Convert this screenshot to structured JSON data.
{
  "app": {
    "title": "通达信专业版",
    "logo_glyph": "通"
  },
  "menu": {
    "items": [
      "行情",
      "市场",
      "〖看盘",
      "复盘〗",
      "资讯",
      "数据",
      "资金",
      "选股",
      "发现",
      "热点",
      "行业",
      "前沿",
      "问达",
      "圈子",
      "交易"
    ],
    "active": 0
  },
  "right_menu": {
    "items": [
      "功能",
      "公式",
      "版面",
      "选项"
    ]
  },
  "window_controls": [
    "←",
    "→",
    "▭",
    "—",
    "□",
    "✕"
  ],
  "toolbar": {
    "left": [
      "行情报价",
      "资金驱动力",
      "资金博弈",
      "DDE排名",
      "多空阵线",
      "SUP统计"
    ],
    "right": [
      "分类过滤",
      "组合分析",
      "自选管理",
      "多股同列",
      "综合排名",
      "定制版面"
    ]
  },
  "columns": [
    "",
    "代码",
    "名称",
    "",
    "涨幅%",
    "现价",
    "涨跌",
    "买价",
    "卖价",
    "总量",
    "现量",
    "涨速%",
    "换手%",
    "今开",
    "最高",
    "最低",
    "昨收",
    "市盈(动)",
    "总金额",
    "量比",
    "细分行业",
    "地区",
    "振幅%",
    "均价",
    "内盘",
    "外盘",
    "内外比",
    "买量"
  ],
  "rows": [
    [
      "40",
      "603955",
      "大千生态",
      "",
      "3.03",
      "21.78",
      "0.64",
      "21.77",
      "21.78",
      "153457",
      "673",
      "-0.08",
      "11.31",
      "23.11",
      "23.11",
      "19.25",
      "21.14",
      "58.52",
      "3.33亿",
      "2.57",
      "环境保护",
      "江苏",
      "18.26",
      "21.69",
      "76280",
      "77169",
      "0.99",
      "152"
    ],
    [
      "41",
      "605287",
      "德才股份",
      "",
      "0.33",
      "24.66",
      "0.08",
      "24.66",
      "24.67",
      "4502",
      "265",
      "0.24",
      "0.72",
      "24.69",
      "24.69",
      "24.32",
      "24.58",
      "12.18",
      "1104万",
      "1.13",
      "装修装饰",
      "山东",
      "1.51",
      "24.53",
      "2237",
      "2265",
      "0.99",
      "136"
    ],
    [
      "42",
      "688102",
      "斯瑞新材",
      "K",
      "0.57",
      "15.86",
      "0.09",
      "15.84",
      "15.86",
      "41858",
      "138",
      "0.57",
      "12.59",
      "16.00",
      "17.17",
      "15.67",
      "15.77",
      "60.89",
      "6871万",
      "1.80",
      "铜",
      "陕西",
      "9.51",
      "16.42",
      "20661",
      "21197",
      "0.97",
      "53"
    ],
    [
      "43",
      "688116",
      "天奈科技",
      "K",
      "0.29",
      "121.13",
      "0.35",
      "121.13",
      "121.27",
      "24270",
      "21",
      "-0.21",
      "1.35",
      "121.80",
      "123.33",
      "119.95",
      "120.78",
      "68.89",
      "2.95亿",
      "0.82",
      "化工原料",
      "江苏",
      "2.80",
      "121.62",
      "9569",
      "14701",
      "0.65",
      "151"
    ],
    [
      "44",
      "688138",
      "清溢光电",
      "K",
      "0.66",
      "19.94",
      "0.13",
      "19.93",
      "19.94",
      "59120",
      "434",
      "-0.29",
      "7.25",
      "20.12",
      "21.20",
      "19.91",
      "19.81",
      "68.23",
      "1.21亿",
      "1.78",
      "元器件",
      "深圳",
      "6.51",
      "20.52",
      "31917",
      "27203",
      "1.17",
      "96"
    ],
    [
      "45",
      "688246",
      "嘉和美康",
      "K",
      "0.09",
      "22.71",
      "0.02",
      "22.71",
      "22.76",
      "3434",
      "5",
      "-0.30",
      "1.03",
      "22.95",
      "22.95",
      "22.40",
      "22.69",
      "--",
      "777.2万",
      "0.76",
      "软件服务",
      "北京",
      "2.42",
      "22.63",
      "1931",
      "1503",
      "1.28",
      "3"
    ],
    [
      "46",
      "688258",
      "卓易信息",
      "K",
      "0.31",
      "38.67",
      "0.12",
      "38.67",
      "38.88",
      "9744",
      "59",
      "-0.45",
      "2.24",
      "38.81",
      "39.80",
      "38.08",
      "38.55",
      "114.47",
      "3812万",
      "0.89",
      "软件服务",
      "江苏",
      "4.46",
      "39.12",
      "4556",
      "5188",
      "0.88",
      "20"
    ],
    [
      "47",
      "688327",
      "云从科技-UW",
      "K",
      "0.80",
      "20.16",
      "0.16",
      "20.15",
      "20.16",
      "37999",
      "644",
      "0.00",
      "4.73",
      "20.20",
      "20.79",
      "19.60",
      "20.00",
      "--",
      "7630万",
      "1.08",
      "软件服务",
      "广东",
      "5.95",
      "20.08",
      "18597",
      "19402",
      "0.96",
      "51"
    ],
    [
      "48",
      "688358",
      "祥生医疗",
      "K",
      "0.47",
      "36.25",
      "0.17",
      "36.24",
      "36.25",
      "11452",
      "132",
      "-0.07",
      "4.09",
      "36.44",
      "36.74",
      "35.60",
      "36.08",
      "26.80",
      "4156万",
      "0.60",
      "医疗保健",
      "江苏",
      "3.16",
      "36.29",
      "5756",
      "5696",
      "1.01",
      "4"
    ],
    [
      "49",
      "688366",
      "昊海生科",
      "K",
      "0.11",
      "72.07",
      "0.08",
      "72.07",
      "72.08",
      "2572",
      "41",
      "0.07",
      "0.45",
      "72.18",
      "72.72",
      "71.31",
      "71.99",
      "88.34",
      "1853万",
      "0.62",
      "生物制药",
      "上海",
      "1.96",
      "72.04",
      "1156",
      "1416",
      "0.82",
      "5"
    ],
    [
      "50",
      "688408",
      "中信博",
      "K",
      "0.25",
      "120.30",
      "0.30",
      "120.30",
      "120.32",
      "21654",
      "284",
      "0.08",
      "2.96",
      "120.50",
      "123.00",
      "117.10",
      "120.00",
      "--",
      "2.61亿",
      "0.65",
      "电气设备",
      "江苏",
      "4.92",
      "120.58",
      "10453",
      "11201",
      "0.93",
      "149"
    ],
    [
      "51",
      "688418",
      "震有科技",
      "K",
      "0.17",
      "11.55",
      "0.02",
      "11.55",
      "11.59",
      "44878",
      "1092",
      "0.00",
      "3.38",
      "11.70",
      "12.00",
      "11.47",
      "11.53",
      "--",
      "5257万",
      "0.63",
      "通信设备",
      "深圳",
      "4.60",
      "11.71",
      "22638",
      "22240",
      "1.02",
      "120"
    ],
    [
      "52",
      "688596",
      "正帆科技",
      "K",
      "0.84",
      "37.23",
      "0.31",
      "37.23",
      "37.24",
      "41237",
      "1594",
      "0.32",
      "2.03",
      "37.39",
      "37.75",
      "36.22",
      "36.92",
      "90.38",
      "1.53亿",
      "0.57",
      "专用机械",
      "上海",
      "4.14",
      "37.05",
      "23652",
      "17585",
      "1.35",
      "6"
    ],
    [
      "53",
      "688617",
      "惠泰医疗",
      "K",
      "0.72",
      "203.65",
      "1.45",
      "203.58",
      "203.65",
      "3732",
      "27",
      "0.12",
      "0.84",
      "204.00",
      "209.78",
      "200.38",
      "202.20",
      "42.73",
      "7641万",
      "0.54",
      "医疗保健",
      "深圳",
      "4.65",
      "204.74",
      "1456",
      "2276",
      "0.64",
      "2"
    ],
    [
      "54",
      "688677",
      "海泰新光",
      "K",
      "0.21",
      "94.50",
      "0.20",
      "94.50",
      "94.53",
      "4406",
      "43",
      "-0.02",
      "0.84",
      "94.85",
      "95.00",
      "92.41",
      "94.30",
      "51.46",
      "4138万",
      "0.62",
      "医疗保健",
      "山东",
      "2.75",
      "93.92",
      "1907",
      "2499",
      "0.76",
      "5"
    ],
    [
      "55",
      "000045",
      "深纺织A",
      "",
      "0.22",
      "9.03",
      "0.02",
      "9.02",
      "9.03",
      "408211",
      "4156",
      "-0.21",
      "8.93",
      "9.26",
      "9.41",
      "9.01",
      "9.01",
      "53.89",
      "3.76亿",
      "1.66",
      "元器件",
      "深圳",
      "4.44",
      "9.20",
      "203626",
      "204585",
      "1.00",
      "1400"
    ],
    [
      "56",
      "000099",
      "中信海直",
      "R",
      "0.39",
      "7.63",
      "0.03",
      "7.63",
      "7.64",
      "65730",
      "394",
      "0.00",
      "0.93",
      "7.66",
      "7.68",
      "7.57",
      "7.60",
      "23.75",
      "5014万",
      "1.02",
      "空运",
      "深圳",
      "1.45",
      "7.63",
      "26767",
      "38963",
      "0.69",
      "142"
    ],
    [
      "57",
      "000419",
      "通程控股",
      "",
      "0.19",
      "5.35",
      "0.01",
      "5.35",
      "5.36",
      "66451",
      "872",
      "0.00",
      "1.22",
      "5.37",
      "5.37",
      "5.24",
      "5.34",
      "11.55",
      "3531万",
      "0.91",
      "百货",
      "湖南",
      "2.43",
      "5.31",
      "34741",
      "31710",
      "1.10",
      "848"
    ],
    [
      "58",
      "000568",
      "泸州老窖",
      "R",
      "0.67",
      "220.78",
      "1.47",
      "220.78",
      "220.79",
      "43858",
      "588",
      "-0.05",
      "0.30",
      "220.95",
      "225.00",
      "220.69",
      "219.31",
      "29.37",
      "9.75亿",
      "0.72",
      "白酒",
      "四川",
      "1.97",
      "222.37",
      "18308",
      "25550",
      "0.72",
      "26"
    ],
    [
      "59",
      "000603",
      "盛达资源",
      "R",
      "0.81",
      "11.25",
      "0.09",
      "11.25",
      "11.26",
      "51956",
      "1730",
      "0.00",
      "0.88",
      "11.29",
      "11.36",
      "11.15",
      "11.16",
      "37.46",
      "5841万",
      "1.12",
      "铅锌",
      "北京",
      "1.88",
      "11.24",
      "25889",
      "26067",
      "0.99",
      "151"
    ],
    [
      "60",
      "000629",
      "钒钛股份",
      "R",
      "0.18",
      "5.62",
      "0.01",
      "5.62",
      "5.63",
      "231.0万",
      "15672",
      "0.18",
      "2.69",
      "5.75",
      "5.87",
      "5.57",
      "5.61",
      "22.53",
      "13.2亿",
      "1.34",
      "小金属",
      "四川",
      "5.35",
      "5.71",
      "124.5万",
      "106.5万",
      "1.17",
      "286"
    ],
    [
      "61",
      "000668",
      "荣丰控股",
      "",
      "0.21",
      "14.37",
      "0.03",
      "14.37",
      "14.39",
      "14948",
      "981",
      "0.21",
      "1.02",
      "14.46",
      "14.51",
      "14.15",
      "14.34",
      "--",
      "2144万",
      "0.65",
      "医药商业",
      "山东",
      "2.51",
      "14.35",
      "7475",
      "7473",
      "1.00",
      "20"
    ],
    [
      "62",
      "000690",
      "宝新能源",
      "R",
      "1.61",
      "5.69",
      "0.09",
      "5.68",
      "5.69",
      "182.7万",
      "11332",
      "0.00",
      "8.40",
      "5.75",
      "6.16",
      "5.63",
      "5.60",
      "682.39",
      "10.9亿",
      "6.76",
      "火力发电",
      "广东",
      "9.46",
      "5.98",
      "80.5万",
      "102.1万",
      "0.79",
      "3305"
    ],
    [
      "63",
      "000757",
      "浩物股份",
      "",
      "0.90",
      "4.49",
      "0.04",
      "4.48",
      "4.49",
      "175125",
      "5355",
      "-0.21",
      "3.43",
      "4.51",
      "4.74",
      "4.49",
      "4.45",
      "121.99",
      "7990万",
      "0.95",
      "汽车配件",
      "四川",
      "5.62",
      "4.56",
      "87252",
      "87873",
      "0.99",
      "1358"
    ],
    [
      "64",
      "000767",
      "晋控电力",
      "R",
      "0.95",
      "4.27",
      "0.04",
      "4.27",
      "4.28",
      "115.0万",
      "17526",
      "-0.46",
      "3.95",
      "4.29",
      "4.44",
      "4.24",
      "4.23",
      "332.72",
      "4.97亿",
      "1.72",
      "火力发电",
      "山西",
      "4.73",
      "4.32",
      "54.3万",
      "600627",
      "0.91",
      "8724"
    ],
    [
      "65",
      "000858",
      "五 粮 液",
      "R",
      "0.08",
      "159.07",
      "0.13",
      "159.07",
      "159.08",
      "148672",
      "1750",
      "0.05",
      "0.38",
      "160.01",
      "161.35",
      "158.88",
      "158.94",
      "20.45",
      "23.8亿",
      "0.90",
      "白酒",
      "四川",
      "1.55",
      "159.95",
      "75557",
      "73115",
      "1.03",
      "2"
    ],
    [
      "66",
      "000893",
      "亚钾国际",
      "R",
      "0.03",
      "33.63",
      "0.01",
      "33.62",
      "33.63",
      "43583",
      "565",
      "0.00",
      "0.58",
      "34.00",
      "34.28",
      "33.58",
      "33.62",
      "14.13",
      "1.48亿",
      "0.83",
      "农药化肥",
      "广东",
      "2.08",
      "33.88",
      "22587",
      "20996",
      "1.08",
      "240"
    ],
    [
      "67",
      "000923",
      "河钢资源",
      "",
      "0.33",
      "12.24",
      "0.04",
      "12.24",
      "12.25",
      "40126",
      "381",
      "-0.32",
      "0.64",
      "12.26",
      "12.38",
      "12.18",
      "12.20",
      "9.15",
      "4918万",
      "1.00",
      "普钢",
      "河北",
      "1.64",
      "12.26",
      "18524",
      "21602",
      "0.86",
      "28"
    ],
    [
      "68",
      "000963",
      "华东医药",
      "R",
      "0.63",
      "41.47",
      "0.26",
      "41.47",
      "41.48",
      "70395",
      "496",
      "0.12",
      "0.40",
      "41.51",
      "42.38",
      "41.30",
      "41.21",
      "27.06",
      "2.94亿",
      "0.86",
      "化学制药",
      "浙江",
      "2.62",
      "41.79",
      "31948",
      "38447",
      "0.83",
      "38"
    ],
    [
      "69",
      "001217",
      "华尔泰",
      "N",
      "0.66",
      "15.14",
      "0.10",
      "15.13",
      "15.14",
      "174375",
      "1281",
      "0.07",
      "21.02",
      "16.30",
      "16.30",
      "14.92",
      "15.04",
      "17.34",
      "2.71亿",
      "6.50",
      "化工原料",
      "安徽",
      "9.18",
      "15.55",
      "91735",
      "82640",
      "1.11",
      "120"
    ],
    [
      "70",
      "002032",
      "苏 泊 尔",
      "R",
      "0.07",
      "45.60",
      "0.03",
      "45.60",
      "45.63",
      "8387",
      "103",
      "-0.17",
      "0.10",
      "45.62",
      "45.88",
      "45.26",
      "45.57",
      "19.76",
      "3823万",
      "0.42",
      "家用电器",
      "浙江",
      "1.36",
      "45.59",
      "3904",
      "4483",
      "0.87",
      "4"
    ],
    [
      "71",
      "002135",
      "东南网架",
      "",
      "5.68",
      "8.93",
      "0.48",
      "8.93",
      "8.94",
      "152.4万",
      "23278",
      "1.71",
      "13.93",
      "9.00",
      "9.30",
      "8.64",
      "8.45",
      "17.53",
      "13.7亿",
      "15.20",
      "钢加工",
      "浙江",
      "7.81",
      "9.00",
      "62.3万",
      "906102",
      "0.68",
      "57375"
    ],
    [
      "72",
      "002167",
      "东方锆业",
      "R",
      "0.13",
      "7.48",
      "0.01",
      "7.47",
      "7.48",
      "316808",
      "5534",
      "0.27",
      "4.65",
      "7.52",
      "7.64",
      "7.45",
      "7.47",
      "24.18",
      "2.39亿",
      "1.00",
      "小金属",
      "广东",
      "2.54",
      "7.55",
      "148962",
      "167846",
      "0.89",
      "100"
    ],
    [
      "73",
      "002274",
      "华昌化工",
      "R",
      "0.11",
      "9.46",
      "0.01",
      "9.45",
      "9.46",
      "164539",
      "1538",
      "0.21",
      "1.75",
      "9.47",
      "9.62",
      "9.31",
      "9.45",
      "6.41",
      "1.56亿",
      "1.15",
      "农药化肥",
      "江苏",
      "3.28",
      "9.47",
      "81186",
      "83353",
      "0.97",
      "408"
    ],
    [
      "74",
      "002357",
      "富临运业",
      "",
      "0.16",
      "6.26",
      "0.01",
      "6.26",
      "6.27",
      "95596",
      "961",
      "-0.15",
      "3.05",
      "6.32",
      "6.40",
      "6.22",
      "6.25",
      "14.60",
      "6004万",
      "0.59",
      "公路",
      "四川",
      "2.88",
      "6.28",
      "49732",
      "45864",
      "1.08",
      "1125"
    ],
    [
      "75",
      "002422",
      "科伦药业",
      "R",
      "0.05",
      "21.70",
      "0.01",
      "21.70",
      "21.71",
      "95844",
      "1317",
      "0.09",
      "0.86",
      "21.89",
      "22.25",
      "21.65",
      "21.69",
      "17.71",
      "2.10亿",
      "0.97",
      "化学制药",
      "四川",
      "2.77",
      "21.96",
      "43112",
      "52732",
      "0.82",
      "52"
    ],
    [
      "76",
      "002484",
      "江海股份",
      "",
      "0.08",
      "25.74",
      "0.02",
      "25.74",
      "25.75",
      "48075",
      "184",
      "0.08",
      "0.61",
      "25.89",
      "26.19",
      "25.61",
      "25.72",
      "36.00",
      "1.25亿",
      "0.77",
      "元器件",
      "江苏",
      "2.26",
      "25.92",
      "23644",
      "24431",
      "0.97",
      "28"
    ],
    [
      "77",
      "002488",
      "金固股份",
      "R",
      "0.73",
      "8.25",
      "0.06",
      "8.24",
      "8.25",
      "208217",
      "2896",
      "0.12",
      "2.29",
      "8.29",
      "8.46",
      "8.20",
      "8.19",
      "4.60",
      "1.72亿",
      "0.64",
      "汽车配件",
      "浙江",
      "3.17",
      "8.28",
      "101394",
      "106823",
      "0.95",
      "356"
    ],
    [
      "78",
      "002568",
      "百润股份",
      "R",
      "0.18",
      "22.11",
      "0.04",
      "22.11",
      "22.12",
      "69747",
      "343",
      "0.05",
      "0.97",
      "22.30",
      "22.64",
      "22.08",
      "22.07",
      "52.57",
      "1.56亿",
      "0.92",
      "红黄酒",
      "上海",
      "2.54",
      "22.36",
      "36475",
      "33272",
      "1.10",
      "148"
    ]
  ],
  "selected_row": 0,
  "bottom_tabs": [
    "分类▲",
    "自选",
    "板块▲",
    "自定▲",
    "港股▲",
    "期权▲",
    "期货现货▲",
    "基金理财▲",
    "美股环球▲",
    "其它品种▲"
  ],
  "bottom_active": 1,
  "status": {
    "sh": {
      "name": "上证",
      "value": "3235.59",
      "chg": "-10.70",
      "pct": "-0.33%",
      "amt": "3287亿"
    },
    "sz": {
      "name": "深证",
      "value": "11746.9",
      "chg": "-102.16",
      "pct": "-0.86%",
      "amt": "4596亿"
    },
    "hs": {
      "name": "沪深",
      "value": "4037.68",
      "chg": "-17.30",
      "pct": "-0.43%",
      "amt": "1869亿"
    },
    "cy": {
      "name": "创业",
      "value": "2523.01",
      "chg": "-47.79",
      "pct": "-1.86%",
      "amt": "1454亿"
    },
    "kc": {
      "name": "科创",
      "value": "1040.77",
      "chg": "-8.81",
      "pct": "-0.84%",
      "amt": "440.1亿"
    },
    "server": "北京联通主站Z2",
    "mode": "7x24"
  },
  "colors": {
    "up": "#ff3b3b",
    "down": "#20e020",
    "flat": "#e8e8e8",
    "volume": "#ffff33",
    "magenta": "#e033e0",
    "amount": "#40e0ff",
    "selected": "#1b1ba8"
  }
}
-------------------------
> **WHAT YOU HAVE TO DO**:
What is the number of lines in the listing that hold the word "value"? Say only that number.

> **EXERCISE RESPONSE**:
5